» **WHAT TO PRODUCE**
All of the records below must be reproduced exactly, minus any pictures.

*****

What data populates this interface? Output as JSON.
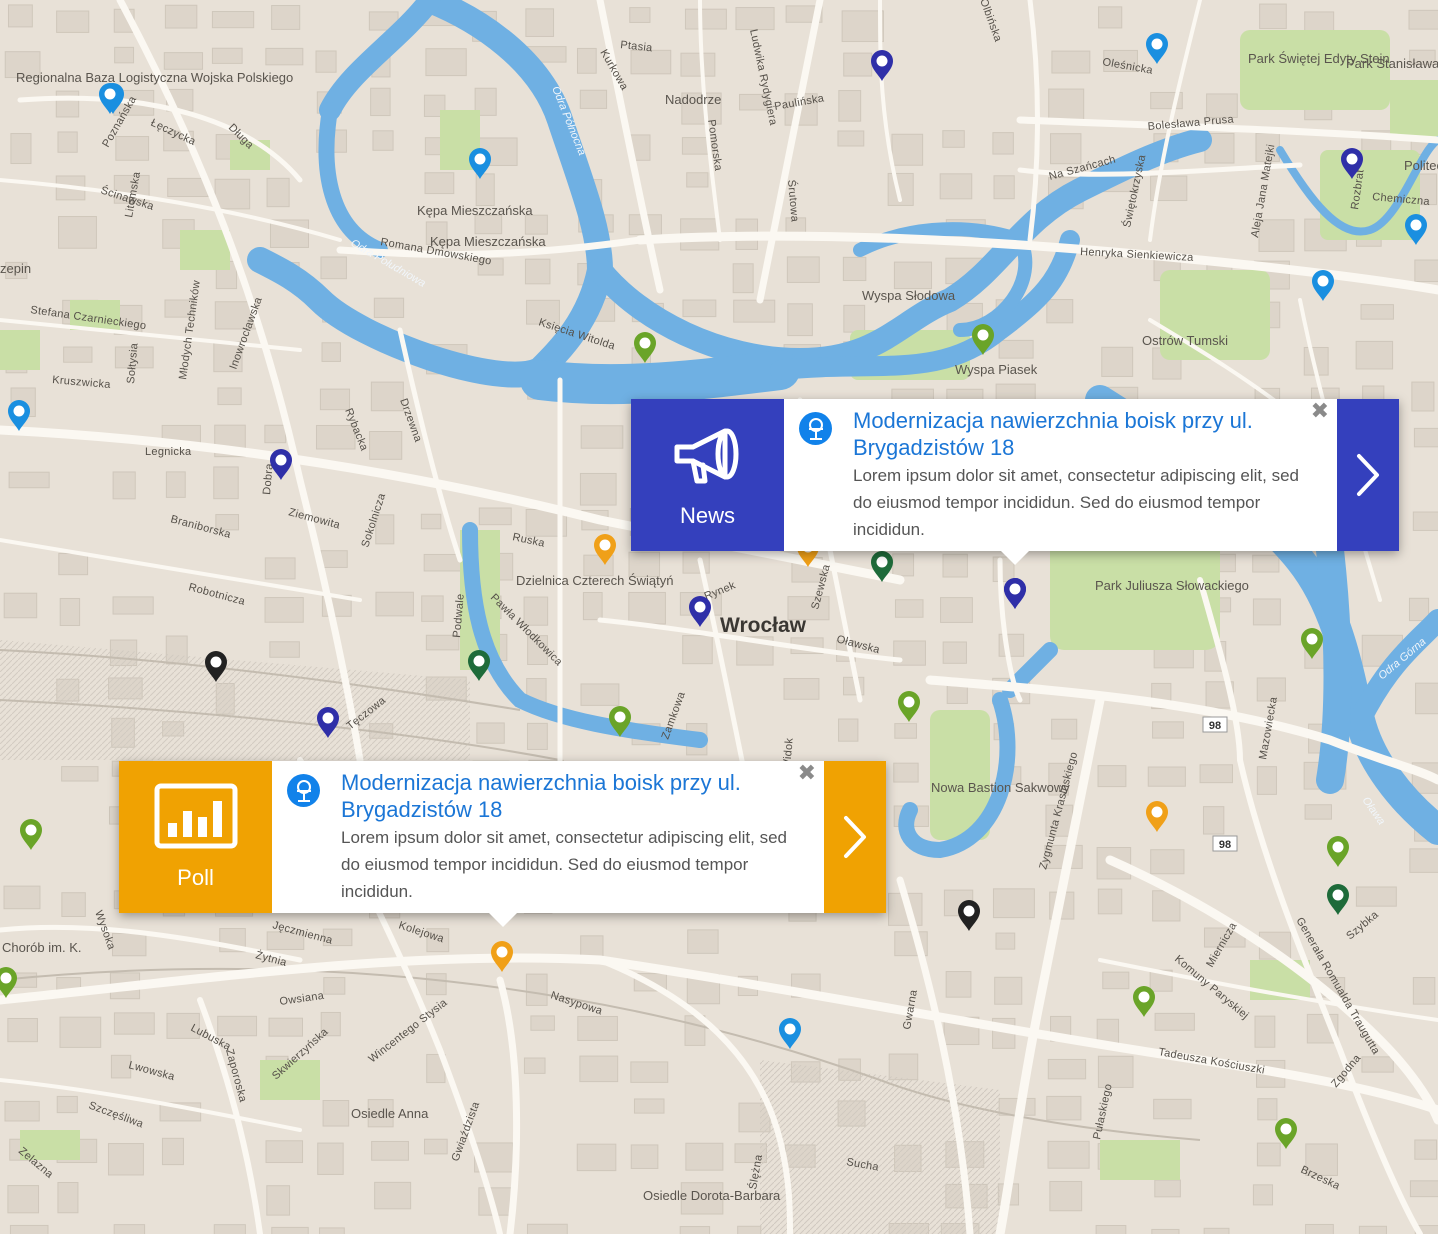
{
  "map": {
    "city_label": "Wrocław",
    "place_labels": [
      "Nadodrze",
      "Kępa Mieszczańska",
      "Kępa Mieszczańska",
      "Wyspa Słodowa",
      "Wyspa Piasek",
      "Ostrów Tumski",
      "Dzielnica Czterech Świątyń",
      "Park Juliusza Słowackiego",
      "Osiedle Anna",
      "Osiedle Dorota-Barbara",
      "Regionalna Baza Logistyczna Wojska Polskiego",
      "Park Świętej Edyty Stein",
      "Park Stanisława Tołpy",
      "Nowa Bastion Sakwowy",
      "Politechnika Wrocławska",
      "Chorób im. K.",
      "zepin"
    ],
    "street_labels": [
      "Poznańska",
      "Łęczycka",
      "Długa",
      "Litomska",
      "Ścinawska",
      "Stefana Czarnieckiego",
      "Młodych Techników",
      "Inowrocławska",
      "Sołtysia",
      "Kruszwicka",
      "Legnicka",
      "Dobra",
      "Ziemowita",
      "Braniborska",
      "Robotnicza",
      "Rybacka",
      "Drzewna",
      "Sokolnicza",
      "Ruska",
      "Podwale",
      "Pawła Włodkowica",
      "Księcia Witolda",
      "Romana Dmowskiego",
      "Ptasia",
      "Kurkowa",
      "Ludwika Rydygiera",
      "Paulińska",
      "Pomorska",
      "Śrutowa",
      "Olbińska",
      "Oleśnicka",
      "Bolesława Prusa",
      "Na Szańcach",
      "Świętokrzyska",
      "Aleja Jana Matejki",
      "Rozbrat",
      "Chemiczna",
      "Henryka Sienkiewicza",
      "Rynek",
      "Szewska",
      "Oławska",
      "Zamkowa",
      "Widok",
      "Zygmunta Krasińskiego",
      "Mazowiecka",
      "Komuny Paryskiej",
      "Mierniczа",
      "Generała Romualda Traugutta",
      "Tadeusza Kościuszki",
      "Pułaskiego",
      "Gwarna",
      "Sucha",
      "Ślężna",
      "Gwiaździsta",
      "Nasypowa",
      "Wincentego Stysia",
      "Skwierzyńska",
      "Owsiana",
      "Żytnia",
      "Jęczmienna",
      "Kolejowa",
      "Lubuska",
      "Zaporoska",
      "Lwowska",
      "Szczęśliwa",
      "Zelazna",
      "Wysoka",
      "Tęczowa",
      "Brzeska",
      "Szybka",
      "Zgodna"
    ],
    "water_labels": [
      "Odra Północna",
      "Odra Południowa",
      "Odra Górna",
      "Oława"
    ],
    "route_numbers": [
      "98",
      "98"
    ]
  },
  "markers": [
    {
      "color": "#1a8fe0"
    },
    {
      "color": "#1a8fe0"
    },
    {
      "color": "#1a8fe0"
    },
    {
      "color": "#1a8fe0"
    },
    {
      "color": "#1a8fe0"
    },
    {
      "color": "#1a8fe0"
    },
    {
      "color": "#1a8fe0"
    },
    {
      "color": "#1a8fe0"
    },
    {
      "color": "#2f2fa8"
    },
    {
      "color": "#2f2fa8"
    },
    {
      "color": "#2f2fa8"
    },
    {
      "color": "#2f2fa8"
    },
    {
      "color": "#2f2fa8"
    },
    {
      "color": "#2f2fa8"
    },
    {
      "color": "#2f2fa8"
    },
    {
      "color": "#6aa428"
    },
    {
      "color": "#6aa428"
    },
    {
      "color": "#6aa428"
    },
    {
      "color": "#6aa428"
    },
    {
      "color": "#6aa428"
    },
    {
      "color": "#6aa428"
    },
    {
      "color": "#6aa428"
    },
    {
      "color": "#6aa428"
    },
    {
      "color": "#6aa428"
    },
    {
      "color": "#6aa428"
    },
    {
      "color": "#1e6b3a"
    },
    {
      "color": "#1e6b3a"
    },
    {
      "color": "#1e6b3a"
    },
    {
      "color": "#f0a018"
    },
    {
      "color": "#f0a018"
    },
    {
      "color": "#f0a018"
    },
    {
      "color": "#f0a018"
    },
    {
      "color": "#222222"
    },
    {
      "color": "#222222"
    }
  ],
  "popups": {
    "news": {
      "type_label": "News",
      "type_icon": "megaphone-icon",
      "accent": "#3440bd",
      "title": "Modernizacja nawierzchnia boisk przy ul. Brygadzistów 18",
      "description": "Lorem ipsum dolor sit amet, consectetur adipiscing elit, sed do eiusmod tempor incididun. Sed do eiusmod tempor incididun.",
      "close_icon": "✖",
      "author_icon": "worker-icon"
    },
    "poll": {
      "type_label": "Poll",
      "type_icon": "bar-chart-icon",
      "accent": "#f0a202",
      "title": "Modernizacja nawierzchnia boisk przy ul. Brygadzistów 18",
      "description": "Lorem ipsum dolor sit amet, consectetur adipiscing elit, sed do eiusmod tempor incididun. Sed do eiusmod tempor incididun.",
      "close_icon": "✖",
      "author_icon": "worker-icon"
    }
  }
}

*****

» **WRITTEN RESPONSE**
What data populates this interface? Output as JSON.
{
  "map": {
    "city_label": "Wrocław",
    "place_labels": [
      "Nadodrze",
      "Kępa Mieszczańska",
      "Kępa Mieszczańska",
      "Wyspa Słodowa",
      "Wyspa Piasek",
      "Ostrów Tumski",
      "Dzielnica Czterech Świątyń",
      "Park Juliusza Słowackiego",
      "Osiedle Anna",
      "Osiedle Dorota-Barbara",
      "Regionalna Baza Logistyczna Wojska Polskiego",
      "Park Świętej Edyty Stein",
      "Park Stanisława Tołpy",
      "Nowa Bastion Sakwowy",
      "Politechnika Wrocławska",
      "Chorób im. K.",
      "zepin"
    ],
    "street_labels": [
      "Poznańska",
      "Łęczycka",
      "Długa",
      "Litomska",
      "Ścinawska",
      "Stefana Czarnieckiego",
      "Młodych Techników",
      "Inowrocławska",
      "Sołtysia",
      "Kruszwicka",
      "Legnicka",
      "Dobra",
      "Ziemowita",
      "Braniborska",
      "Robotnicza",
      "Rybacka",
      "Drzewna",
      "Sokolnicza",
      "Ruska",
      "Podwale",
      "Pawła Włodkowica",
      "Księcia Witolda",
      "Romana Dmowskiego",
      "Ptasia",
      "Kurkowa",
      "Ludwika Rydygiera",
      "Paulińska",
      "Pomorska",
      "Śrutowa",
      "Olbińska",
      "Oleśnicka",
      "Bolesława Prusa",
      "Na Szańcach",
      "Świętokrzyska",
      "Aleja Jana Matejki",
      "Rozbrat",
      "Chemiczna",
      "Henryka Sienkiewicza",
      "Rynek",
      "Szewska",
      "Oławska",
      "Zamkowa",
      "Widok",
      "Zygmunta Krasińskiego",
      "Mazowiecka",
      "Komuny Paryskiej",
      "Mierniczа",
      "Generała Romualda Traugutta",
      "Tadeusza Kościuszki",
      "Pułaskiego",
      "Gwarna",
      "Sucha",
      "Ślężna",
      "Gwiaździsta",
      "Nasypowa",
      "Wincentego Stysia",
      "Skwierzyńska",
      "Owsiana",
      "Żytnia",
      "Jęczmienna",
      "Kolejowa",
      "Lubuska",
      "Zaporoska",
      "Lwowska",
      "Szczęśliwa",
      "Zelazna",
      "Wysoka",
      "Tęczowa",
      "Brzeska",
      "Szybka",
      "Zgodna"
    ],
    "water_labels": [
      "Odra Północna",
      "Odra Południowa",
      "Odra Górna",
      "Oława"
    ],
    "route_numbers": [
      "98",
      "98"
    ]
  },
  "markers": [
    {
      "color": "#1a8fe0"
    },
    {
      "color": "#1a8fe0"
    },
    {
      "color": "#1a8fe0"
    },
    {
      "color": "#1a8fe0"
    },
    {
      "color": "#1a8fe0"
    },
    {
      "color": "#1a8fe0"
    },
    {
      "color": "#1a8fe0"
    },
    {
      "color": "#1a8fe0"
    },
    {
      "color": "#2f2fa8"
    },
    {
      "color": "#2f2fa8"
    },
    {
      "color": "#2f2fa8"
    },
    {
      "color": "#2f2fa8"
    },
    {
      "color": "#2f2fa8"
    },
    {
      "color": "#2f2fa8"
    },
    {
      "color": "#2f2fa8"
    },
    {
      "color": "#6aa428"
    },
    {
      "color": "#6aa428"
    },
    {
      "color": "#6aa428"
    },
    {
      "color": "#6aa428"
    },
    {
      "color": "#6aa428"
    },
    {
      "color": "#6aa428"
    },
    {
      "color": "#6aa428"
    },
    {
      "color": "#6aa428"
    },
    {
      "color": "#6aa428"
    },
    {
      "color": "#6aa428"
    },
    {
      "color": "#1e6b3a"
    },
    {
      "color": "#1e6b3a"
    },
    {
      "color": "#1e6b3a"
    },
    {
      "color": "#f0a018"
    },
    {
      "color": "#f0a018"
    },
    {
      "color": "#f0a018"
    },
    {
      "color": "#f0a018"
    },
    {
      "color": "#222222"
    },
    {
      "color": "#222222"
    }
  ],
  "popups": {
    "news": {
      "type_label": "News",
      "type_icon": "megaphone-icon",
      "accent": "#3440bd",
      "title": "Modernizacja nawierzchnia boisk przy ul. Brygadzistów 18",
      "description": "Lorem ipsum dolor sit amet, consectetur adipiscing elit, sed do eiusmod tempor incididun. Sed do eiusmod tempor incididun.",
      "close_icon": "✖",
      "author_icon": "worker-icon"
    },
    "poll": {
      "type_label": "Poll",
      "type_icon": "bar-chart-icon",
      "accent": "#f0a202",
      "title": "Modernizacja nawierzchnia boisk przy ul. Brygadzistów 18",
      "description": "Lorem ipsum dolor sit amet, consectetur adipiscing elit, sed do eiusmod tempor incididun. Sed do eiusmod tempor incididun.",
      "close_icon": "✖",
      "author_icon": "worker-icon"
    }
  }
}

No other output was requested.